(Items from an interface collection)
<<<<

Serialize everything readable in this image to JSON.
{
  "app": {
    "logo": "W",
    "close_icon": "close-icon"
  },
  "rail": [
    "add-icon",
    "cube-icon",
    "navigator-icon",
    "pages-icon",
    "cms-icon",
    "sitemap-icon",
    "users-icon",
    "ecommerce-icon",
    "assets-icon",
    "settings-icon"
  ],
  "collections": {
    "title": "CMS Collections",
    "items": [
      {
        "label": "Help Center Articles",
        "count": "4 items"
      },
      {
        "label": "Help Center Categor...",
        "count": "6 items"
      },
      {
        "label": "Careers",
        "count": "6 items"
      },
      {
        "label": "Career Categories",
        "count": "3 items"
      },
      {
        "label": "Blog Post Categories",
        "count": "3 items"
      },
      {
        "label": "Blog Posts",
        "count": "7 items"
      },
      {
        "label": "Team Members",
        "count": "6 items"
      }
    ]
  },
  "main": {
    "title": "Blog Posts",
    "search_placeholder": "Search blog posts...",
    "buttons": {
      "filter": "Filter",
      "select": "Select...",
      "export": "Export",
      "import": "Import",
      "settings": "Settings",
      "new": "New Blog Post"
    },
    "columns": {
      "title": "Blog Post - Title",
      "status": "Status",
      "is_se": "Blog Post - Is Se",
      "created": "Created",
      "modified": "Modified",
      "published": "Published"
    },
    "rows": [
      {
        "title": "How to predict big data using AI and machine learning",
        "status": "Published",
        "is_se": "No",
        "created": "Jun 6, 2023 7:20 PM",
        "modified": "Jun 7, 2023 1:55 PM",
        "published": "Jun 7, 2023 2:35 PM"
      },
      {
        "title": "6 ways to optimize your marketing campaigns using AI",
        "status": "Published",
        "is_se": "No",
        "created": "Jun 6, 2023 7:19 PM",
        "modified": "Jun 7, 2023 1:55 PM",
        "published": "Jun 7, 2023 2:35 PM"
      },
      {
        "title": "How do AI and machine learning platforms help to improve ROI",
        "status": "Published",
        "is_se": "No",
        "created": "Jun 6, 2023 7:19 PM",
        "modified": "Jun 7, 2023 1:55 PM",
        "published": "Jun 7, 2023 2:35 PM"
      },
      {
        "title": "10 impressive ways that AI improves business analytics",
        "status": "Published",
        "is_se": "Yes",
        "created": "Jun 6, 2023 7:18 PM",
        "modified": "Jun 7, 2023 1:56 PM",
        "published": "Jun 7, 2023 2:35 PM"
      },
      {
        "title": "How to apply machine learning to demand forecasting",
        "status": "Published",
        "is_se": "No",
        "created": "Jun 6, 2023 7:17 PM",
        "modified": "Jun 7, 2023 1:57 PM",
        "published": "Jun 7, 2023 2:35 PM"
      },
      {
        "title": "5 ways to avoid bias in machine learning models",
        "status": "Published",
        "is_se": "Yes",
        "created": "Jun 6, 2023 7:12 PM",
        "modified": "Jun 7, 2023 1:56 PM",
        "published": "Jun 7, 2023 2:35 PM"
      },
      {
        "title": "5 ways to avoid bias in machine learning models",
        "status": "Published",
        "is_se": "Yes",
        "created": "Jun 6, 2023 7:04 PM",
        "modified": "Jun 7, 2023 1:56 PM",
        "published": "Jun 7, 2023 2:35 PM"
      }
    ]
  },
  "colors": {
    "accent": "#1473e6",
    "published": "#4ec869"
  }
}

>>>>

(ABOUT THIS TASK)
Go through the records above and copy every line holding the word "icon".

(RESPONSE TO THE TASK)
    "close_icon": "close-icon"
    "add-icon",
    "cube-icon",
    "navigator-icon",
    "pages-icon",
    "cms-icon",
    "sitemap-icon",
    "users-icon",
    "ecommerce-icon",
    "assets-icon",
    "settings-icon"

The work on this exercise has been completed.